fig, axarray = plt.subplots(
  1, 4, figsize=(16, 6))
plot_panel(
    grid, panel_data[0], panel_data[2], panel_data[1], moons, axarray, False)
plt.tight_layout()

png

learning_rate = tf.Variable(LR, trainable=False)
optimizer = snt.optimizers.Adam(learning_rate)

for epoch in tqdm.trange(NUM_EPOCHS // 2):
  base_samples, transformed_samples = get_samples()
  transformed_grid = get_transformed_grid()
  evaluation_samples.append(
      (base_samples, transformed_samples, transformed_grid))
  for batch in moons_ds:
    _ = train_step(optimizer, batch)
  0%|          | 0/40 [00:00<?, ?it/s]
WARNING:tensorflow:From /usr/local/lib/python3.6/dist-packages/tensorflow_probability/python/math/ode/base.py:350: calling while_loop_v2 (from tensorflow.python.ops.control_flow_ops) with back_prop=False is deprecated and will be removed in a future version.
Instructions for updating:
back_prop=False is deprecated. Consider using tf.stop_gradient instead.
Instead of:
results = tf.while_loop(c, b, vars, back_prop=False)
Use:
results = tf.nest.map_structure(tf.stop_gradient, tf.while_loop(c, b, vars))

100%|██████████| 40/40 [07:00<00:00, 10.52s/it]

panel_id = -1
panel_data = evaluation_samples[panel_id]
fig, axarray = plt.subplots(
  1, 4, figsize=(16, 6))
plot_panel(grid, panel_data[0], panel_data[2], panel_data[1], moons, axarray)
plt.tight_layout()

png

Training it for longer with learning rate results in further improvements.

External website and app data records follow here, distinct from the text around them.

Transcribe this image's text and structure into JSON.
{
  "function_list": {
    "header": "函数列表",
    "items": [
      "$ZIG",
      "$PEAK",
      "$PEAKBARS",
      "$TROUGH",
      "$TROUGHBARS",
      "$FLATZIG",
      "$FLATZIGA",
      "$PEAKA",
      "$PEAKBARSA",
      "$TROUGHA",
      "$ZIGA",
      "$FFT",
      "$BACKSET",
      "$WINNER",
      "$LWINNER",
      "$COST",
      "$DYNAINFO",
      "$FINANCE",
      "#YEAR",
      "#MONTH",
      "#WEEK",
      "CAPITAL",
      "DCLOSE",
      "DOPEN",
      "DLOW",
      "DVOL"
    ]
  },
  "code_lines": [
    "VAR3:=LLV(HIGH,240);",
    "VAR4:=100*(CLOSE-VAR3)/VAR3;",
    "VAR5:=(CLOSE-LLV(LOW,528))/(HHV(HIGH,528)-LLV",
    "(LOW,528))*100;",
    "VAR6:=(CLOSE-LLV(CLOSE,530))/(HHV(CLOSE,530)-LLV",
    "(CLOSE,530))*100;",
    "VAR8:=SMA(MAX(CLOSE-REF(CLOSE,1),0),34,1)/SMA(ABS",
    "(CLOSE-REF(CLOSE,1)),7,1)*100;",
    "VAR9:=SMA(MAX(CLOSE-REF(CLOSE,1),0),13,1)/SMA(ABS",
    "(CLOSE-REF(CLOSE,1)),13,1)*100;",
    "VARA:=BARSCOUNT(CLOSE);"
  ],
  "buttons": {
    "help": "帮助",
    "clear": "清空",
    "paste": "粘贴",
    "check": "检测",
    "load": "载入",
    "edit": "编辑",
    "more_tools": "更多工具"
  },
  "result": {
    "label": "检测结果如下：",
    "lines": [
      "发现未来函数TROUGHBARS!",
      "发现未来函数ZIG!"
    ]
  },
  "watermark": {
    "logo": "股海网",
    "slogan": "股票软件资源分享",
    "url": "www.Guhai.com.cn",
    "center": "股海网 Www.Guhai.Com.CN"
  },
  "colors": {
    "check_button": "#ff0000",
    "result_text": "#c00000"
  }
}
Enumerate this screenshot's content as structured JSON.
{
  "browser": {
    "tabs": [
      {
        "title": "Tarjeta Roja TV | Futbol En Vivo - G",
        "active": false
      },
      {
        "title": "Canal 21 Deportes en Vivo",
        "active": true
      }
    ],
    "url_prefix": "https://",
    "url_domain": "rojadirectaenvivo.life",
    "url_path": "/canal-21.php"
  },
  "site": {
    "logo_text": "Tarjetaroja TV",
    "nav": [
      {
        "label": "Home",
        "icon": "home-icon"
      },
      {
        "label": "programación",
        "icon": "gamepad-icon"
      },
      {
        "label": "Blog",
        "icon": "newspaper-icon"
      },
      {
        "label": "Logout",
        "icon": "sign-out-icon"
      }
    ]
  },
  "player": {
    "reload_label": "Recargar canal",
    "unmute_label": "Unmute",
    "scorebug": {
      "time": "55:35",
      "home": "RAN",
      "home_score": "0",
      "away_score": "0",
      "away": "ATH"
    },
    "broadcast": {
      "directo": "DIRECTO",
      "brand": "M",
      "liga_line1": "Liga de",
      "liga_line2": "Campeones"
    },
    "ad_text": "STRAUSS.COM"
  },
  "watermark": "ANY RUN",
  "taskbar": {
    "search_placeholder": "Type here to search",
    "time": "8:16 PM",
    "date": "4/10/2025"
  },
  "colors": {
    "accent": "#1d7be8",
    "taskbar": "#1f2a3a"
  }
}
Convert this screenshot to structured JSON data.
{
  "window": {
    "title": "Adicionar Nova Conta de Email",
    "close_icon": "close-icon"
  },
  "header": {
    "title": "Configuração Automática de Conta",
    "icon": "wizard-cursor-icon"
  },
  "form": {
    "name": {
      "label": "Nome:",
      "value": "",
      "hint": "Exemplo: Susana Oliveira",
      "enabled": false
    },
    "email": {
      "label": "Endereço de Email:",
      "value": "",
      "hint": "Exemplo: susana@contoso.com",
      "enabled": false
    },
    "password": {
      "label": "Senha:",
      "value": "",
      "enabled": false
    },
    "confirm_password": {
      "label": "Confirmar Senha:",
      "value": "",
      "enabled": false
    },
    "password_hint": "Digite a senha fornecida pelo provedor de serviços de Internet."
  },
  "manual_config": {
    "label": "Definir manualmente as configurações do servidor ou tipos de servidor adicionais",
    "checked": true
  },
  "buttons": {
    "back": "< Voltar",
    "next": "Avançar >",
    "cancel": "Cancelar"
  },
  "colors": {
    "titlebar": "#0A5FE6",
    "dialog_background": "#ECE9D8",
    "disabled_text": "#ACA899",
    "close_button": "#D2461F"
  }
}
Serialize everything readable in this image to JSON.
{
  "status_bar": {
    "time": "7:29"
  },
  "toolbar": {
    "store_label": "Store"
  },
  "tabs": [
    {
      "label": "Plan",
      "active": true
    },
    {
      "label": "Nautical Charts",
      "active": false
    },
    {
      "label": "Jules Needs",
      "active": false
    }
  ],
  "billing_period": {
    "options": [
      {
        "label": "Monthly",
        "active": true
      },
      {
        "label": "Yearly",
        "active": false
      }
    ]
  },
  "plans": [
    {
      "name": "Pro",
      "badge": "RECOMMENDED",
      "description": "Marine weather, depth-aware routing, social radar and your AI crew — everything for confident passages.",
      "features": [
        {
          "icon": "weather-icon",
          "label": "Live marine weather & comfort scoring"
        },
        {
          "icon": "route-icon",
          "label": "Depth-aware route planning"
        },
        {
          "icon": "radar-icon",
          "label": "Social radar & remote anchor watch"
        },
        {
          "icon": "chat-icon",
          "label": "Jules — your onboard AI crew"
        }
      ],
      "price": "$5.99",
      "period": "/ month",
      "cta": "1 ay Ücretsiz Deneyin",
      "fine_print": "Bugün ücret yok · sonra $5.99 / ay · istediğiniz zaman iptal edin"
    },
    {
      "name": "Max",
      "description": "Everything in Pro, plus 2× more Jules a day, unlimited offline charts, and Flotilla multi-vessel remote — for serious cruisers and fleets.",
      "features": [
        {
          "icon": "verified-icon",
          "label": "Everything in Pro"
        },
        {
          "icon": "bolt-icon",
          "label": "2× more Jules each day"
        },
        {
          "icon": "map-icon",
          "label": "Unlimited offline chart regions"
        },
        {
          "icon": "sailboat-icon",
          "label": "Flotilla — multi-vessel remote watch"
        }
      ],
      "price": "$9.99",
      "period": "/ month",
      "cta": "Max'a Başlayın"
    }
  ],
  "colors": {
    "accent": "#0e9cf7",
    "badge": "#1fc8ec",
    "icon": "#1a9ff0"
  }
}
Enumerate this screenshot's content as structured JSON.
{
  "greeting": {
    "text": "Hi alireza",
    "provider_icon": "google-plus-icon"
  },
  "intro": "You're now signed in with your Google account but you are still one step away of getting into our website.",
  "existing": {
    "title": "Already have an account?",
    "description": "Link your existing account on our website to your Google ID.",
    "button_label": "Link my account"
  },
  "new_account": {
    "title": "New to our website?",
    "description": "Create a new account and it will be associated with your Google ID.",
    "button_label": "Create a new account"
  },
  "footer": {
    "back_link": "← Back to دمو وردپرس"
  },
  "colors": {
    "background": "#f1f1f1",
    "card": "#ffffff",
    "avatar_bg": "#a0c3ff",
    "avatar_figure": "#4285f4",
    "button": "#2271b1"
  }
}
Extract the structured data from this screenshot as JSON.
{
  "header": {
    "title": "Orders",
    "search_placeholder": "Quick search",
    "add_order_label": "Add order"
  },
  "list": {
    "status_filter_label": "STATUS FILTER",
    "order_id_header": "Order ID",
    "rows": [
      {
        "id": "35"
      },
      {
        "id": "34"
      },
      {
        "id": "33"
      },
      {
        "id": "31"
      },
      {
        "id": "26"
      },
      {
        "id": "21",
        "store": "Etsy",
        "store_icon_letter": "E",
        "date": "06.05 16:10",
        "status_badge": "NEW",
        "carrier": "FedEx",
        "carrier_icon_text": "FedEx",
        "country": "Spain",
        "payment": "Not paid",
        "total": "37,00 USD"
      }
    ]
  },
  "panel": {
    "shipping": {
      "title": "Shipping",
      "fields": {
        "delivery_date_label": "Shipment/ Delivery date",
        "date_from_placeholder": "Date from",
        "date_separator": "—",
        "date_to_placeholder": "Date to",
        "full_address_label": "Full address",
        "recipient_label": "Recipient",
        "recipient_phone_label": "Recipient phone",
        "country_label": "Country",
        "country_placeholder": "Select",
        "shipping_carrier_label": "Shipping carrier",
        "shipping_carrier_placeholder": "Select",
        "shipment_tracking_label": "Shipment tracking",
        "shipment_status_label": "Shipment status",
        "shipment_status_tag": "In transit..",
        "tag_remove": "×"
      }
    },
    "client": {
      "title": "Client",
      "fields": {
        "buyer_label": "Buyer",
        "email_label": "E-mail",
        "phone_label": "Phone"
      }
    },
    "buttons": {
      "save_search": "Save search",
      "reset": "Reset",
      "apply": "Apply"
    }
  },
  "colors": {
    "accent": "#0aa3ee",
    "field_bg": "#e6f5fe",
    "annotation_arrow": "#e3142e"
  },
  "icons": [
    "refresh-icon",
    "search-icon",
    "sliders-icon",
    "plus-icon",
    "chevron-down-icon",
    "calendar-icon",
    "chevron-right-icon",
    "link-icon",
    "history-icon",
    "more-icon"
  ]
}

Not convered in this example, FFJORD bijector supports hutchinson's stochastic trace estimation. The particular estimator can be provided via trace_augmentation_fn. Similarly alternative integrators can be used by defining custom ode_solve_fn.